Without question, as believers we must watch what we speak and speak no evil. Since “life and death are in the power of the tongue,” we must carefully choose the words that we speak, recognizing:

The Power of the Tongue

But the tongue can no man tame;

it is an unruly evil, full of deadly poison

James 3:8

 

We know the tongue has power to generate life,

To produce seeds that will eventually take root

And will bring forth two very different kinds of fruit:

Love, joy and peace or envy, confusion and strife

Can build or destroy a brother, a friend, a wife.

With his hand, the helmsman easily turns great ships,

So we covenant to guard the gates of our lips,

For words can heal or pierce the heart as a sharp knife.

We desire life and long to see good all our days,

So we speak the truth and refrain from speaking lies.
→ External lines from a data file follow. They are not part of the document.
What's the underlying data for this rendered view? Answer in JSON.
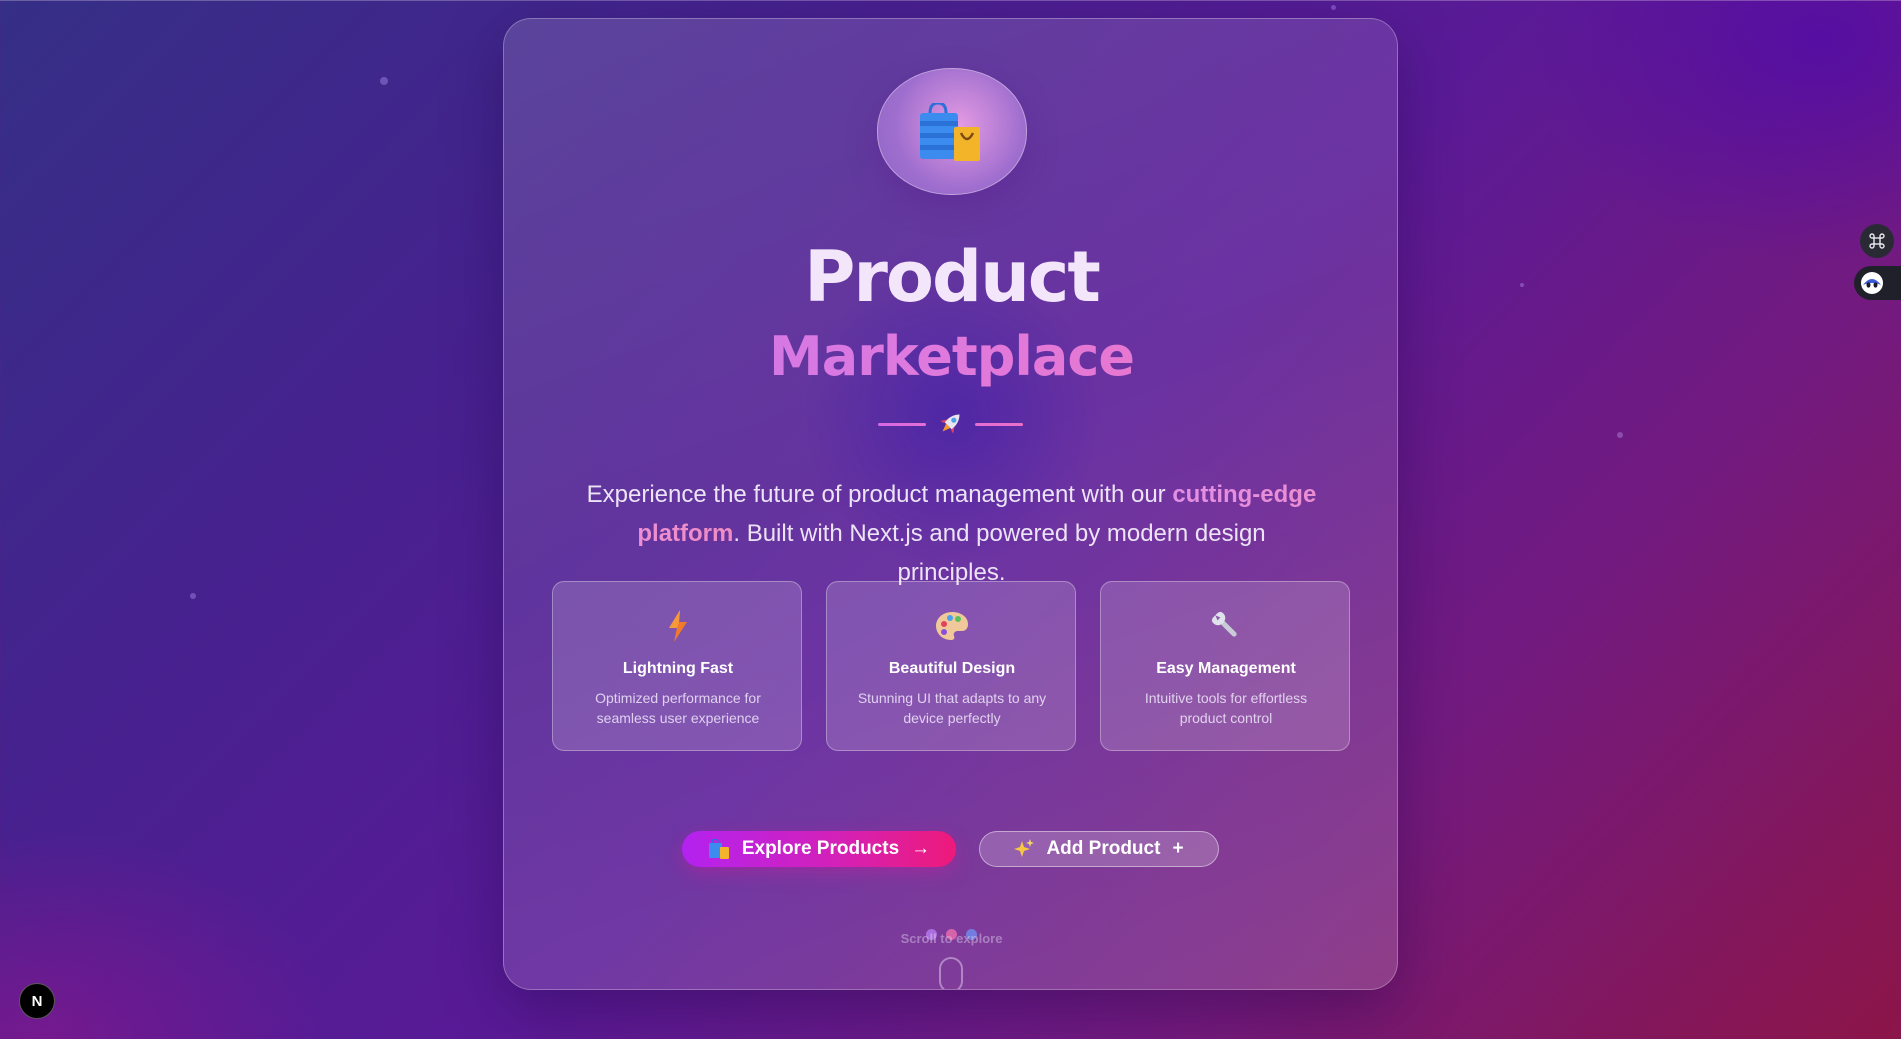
{
  "hero": {
    "title_line1": "Product",
    "title_line2": "Marketplace",
    "tagline": {
      "before": "Experience the future of product management with our ",
      "highlight": "cutting-edge platform",
      "after": ". Built with Next.js and powered by modern design principles."
    }
  },
  "features": [
    {
      "icon": "lightning-icon",
      "title": "Lightning Fast",
      "description": "Optimized performance for seamless user experience"
    },
    {
      "icon": "palette-icon",
      "title": "Beautiful Design",
      "description": "Stunning UI that adapts to any device perfectly"
    },
    {
      "icon": "wrench-icon",
      "title": "Easy Management",
      "description": "Intuitive tools for effortless product control"
    }
  ],
  "actions": {
    "explore": {
      "label": "Explore Products",
      "trailing": "→",
      "icon": "shopping-bags-icon"
    },
    "add": {
      "label": "Add Product",
      "trailing": "+",
      "icon": "sparkles-icon"
    }
  },
  "scroll_hint": "Scroll to explore",
  "next_badge": "N",
  "colors": {
    "accent_purple": "#b322f0",
    "accent_pink": "#ee1a7a",
    "title_gradient_start": "#c777ee",
    "title_gradient_end": "#f076c0"
  }
}
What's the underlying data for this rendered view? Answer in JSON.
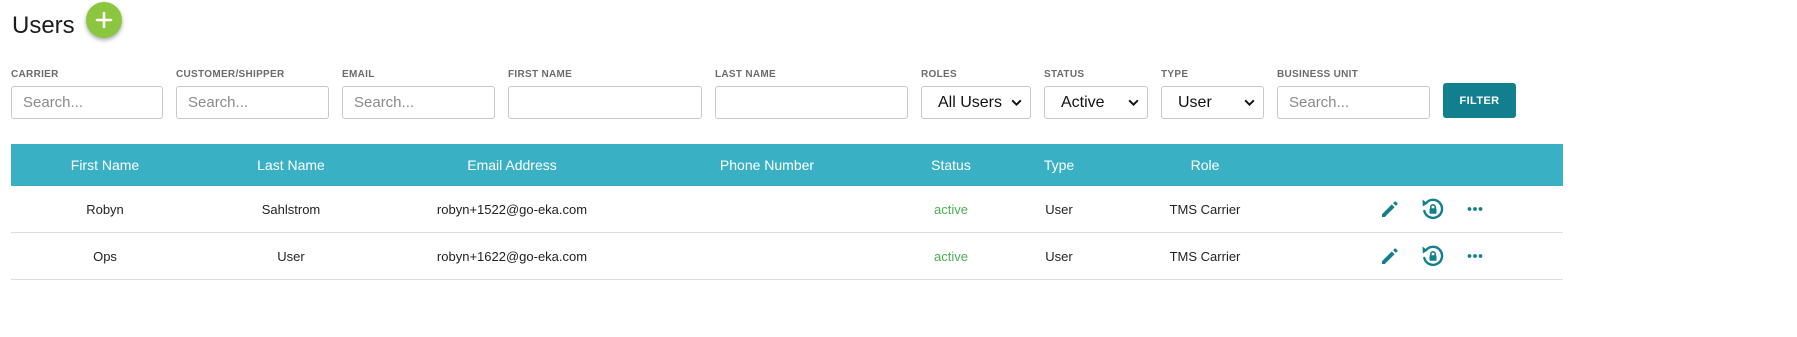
{
  "header": {
    "title": "Users",
    "add_icon": "plus-icon",
    "add_color": "#8cc63f"
  },
  "filters": {
    "carrier": {
      "label": "CARRIER",
      "placeholder": "Search...",
      "value": ""
    },
    "customer": {
      "label": "CUSTOMER/SHIPPER",
      "placeholder": "Search...",
      "value": ""
    },
    "email": {
      "label": "EMAIL",
      "placeholder": "Search...",
      "value": ""
    },
    "first_name": {
      "label": "FIRST NAME",
      "placeholder": "",
      "value": ""
    },
    "last_name": {
      "label": "LAST NAME",
      "placeholder": "",
      "value": ""
    },
    "roles": {
      "label": "ROLES",
      "selected": "All Users"
    },
    "status": {
      "label": "STATUS",
      "selected": "Active"
    },
    "type": {
      "label": "TYPE",
      "selected": "User"
    },
    "business_unit": {
      "label": "BUSINESS UNIT",
      "placeholder": "Search...",
      "value": ""
    },
    "filter_button": "FILTER"
  },
  "table": {
    "header_color": "#3ab0c4",
    "columns": [
      "First Name",
      "Last Name",
      "Email Address",
      "Phone Number",
      "Status",
      "Type",
      "Role"
    ],
    "rows": [
      {
        "first_name": "Robyn",
        "last_name": "Sahlstrom",
        "email": "robyn+1522@go-eka.com",
        "phone": "",
        "status": "active",
        "type": "User",
        "role": "TMS Carrier"
      },
      {
        "first_name": "Ops",
        "last_name": "User",
        "email": "robyn+1622@go-eka.com",
        "phone": "",
        "status": "active",
        "type": "User",
        "role": "TMS Carrier"
      }
    ],
    "row_actions": [
      "pencil-icon",
      "reset-password-lock-icon",
      "more-horizontal-icon"
    ]
  },
  "colors": {
    "accent": "#127f8e",
    "status_active": "#4caf50"
  }
}
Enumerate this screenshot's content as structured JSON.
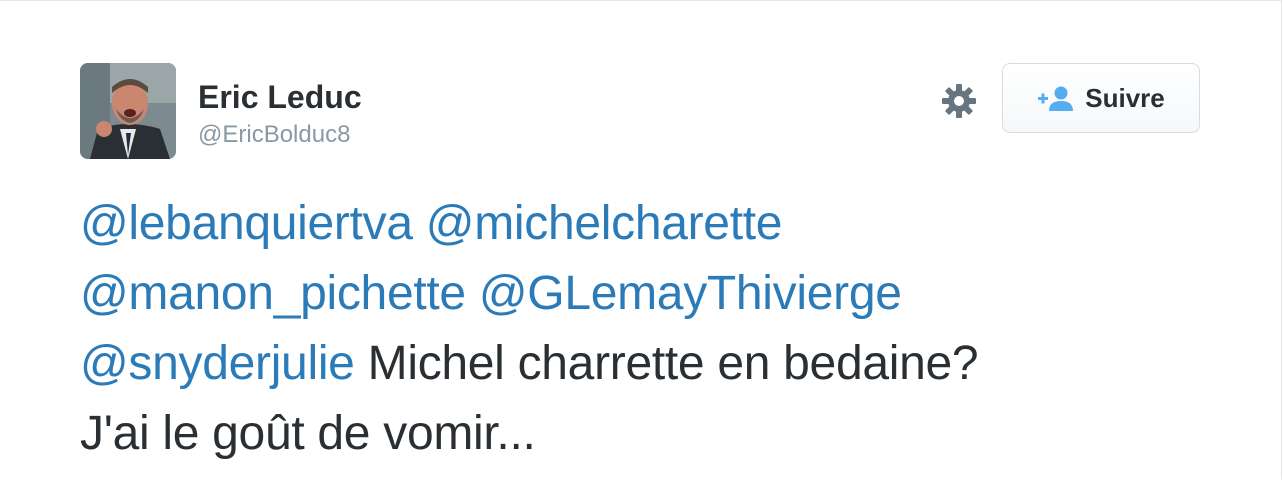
{
  "user": {
    "display_name": "Eric Leduc",
    "screen_name": "@EricBolduc8",
    "avatar_icon": "profile-photo"
  },
  "actions": {
    "settings_icon": "gear-icon",
    "follow_label": "Suivre",
    "follow_icon": "add-user-icon"
  },
  "tweet": {
    "mentions": [
      "@lebanquiertva",
      "@michelcharette",
      "@manon_pichette",
      "@GLemayThivierge",
      "@snyderjulie"
    ],
    "text_line1": "Michel charrette en bedaine?",
    "text_line2": "J'ai le goût de vomir..."
  },
  "colors": {
    "link": "#2b7bb9",
    "text": "#292f33",
    "muted": "#8899a6",
    "border": "#e1e8ed"
  }
}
Like Jesus, we want our tongues to speak what God says.

We seek to be wise but never in our own eyes.

Pressing toward the finish, the coming of God’s kingdom,

We seek not just a word but the spirit of wisdom.

We are encouraged to make positive confessions and to speak words of positive affirmation regarding ourselves and others.  Johnny Holmes expresses the essence of the our desire that thoughts that come from our hearts conveyed in the words that come from our mouths will be acceptable unto God, as revealed in Psalm 19:14:

Let the words of my mouth and the meditation of my heart be acceptable in your sight. O Lord, my strength and my redeemer.

Confess your faults

May 10, 2014

Matthew-18 15

Moreover if thy brother shall trespass against thee, go and tell him his fault between thee and him alone: if he shall hear thee, thou hast gained thy brother. Matthew 18:15 KJV

The Verse of the Day for May 10, 2014 brings to mind the Verse of the Day for May 6, 2014 which centered on James 5:16, a parallel verse related to confessing our faults one to another:

Confess your faults one to another, and pray one for another, that ye may be healed. The effectual fervent prayer of a righteous man availeth much.

In examining the Matthew 18:15, what does it mean to “tell him his fault”? A similar phrase used in James 5:16 is also translated  “. . .to confess to one another your trespasses . . . your offenses . . . your sins.” To confess is to say with one’s mouth.

With our mouths we acknowledge our shortcomings, our misdeeds, our sins of omission and sins of commission. We acknowledge that in far too many instances we have missed the mark and fallen short. I John 1:9 in the Amplified Bible assures us that:

If we [freely] admit that we have sinned and confess our sins, He is faithful and just (true to His own nature and promises) and will forgive our sins [dismiss our lawlessness] and [continuously] cleanse us from all unrighteousness [everything not in conformity to His will in purpose, thought, and action].

In a similar manner, as we learn to value and steward our relationship first and foremost with God, as we confess our sins, we also acknowledge our faults one to another and seek to heal any broken relationships with our fellow believers.

Ephesians 4:29-32 offer this exhortation:

Let no corrupt communication proceed out of your mouth, but that which is good to the use of edifying, that it may minister grace unto the hearers.

And grieve not the holy Spirit of God, whereby ye are sealed unto the day of redemption.

Let all bitterness, and wrath, and anger, and clamour, and evil speaking, be put away from you, with all malice:

And be ye kind one to another, tenderhearted, forgiving one another, even as God for Christ’s sake hath forgiven you.

Oscar Paris closes this blog entry with a beautiful musical reminder to “Forgive one another”: